- base excess is used as an indicator of the degree of metabolic disturbance
The problem with bicarbonate
- Bicarbonate levels are not an ideal indicator of either metabolic or respiratory components of acid-base disturbance because it is affected by both
- Furthermore the relationship between metabolic acidosis and bicarbonate is neither consistent nor linear
- the concentration of the bicarbonate ion (HCO3–) (in mEq/L) is not measured, it is calculated from the PCO2 and pH
- Standard base excess (SBE) is the best measure of the metabolic disturbance
BASE EXCESS AND STANDARD BASE EXCESS
- introduced in 1958
- base excess is dose of acid or alkali to return in vitro blood to normal pH (7.40) under standard conditions ( at 37C at a PCO2 of 40 mm Hg)
- Normal Base excess is between -3 and +3mEq/L
Standard Base Excess
- standard base excess is dose of acid or alkali to return the ECF to normal pH (7.40) under standard conditions ( at 37C at a PCO2 of 40 mm Hg)
- this is the base excess calculated for anaemic blood (Hb = 50g/L)
- based on the principle that this closely represents the behaviour of the whole body, as Hb effectively buffers the plasma as well as the ECF
Abnormal base excess with normal anion gap
- normal anion gap metabolic acidosis (e.g. acetazolide, hypercholoremia, GI losses of HCO3, renal tubular acidosis)
Normal base excess with abnormal anion gap
- lactic acidosis (or other high anion gap metabolic acidosis) with pre-existing metabolic alkalosis
- HAGMA masked by hypoalbuminemia (if anion gap is uncorrected)
- salicylate toxicity – respiratory alkalosis plus in increased anion gap metabolic acidosis
Chris is an Intensivist and ECMO specialist at the Alfred ICU in Melbourne. He is also the Innovation Lead for the Australian Centre for Health Innovation at Alfred Health, a Clinical Adjunct Associate Professor at Monash University, and the Chair of the Australian and New Zealand Intensive Care Society (ANZICS) Education Committee. He is a co-founder of the Australia and New Zealand Clinician Educator Network (ANZCEN) and is the Lead for the ANZCEN Clinician Educator Incubator programme.
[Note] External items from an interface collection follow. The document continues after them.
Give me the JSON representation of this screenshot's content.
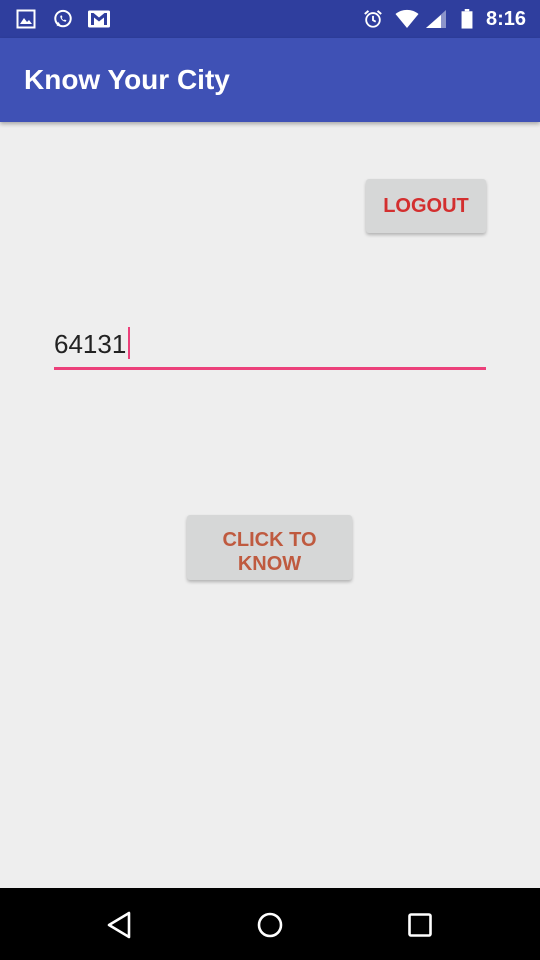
{
  "status_bar": {
    "time": "8:16",
    "icons": [
      "gallery-icon",
      "whatsapp-icon",
      "gmail-icon",
      "alarm-icon",
      "wifi-icon",
      "signal-icon",
      "battery-icon"
    ]
  },
  "app_bar": {
    "title": "Know Your City"
  },
  "main": {
    "logout_label": "LOGOUT",
    "pincode_value": "64131",
    "click_to_know_label": "CLICK TO\nKNOW"
  },
  "nav_bar": {
    "icons": [
      "back-icon",
      "home-icon",
      "recents-icon"
    ]
  },
  "colors": {
    "status_bar": "#2f3e9e",
    "app_bar": "#3f51b5",
    "background": "#eeeeee",
    "accent": "#ec407a",
    "logout_text": "#d32f2f",
    "know_text": "#bf5a3f"
  }
}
He is on the Board of Directors for the Intensive Care Foundation and is a First Part Examiner for the College of Intensive Care Medicine. He is an internationally recognised Clinician Educator with a passion for helping clinicians learn and for improving the clinical performance of individuals and collectives.
After finishing his medical degree at the University of Auckland, he continued post-graduate training in New Zealand as well as Australia’s Northern Territory, Perth and Melbourne. He has completed fellowship training in both intensive care medicine and emergency medicine, as well as post-graduate training in biochemistry, clinical toxicology, clinical epidemiology, and health professional education.
He is actively involved in in using translational simulation to improve patient care and the design of processes and systems at Alfred Health. He coordinates the Alfred ICU’s education and simulation programmes and runs the unit’s education website, INTENSIVE. He created the ‘Critically Ill Airway’ course and teaches on numerous courses around the world. He is one of the founders of the FOAM movement (Free Open-Access Medical education) and is co-creator of LITFL.com, the RAGE podcast, the Resuscitology course, and the SMACC conference.
His one great achievement is being the father of two amazing children.
On Twitter, he is @precordialthump.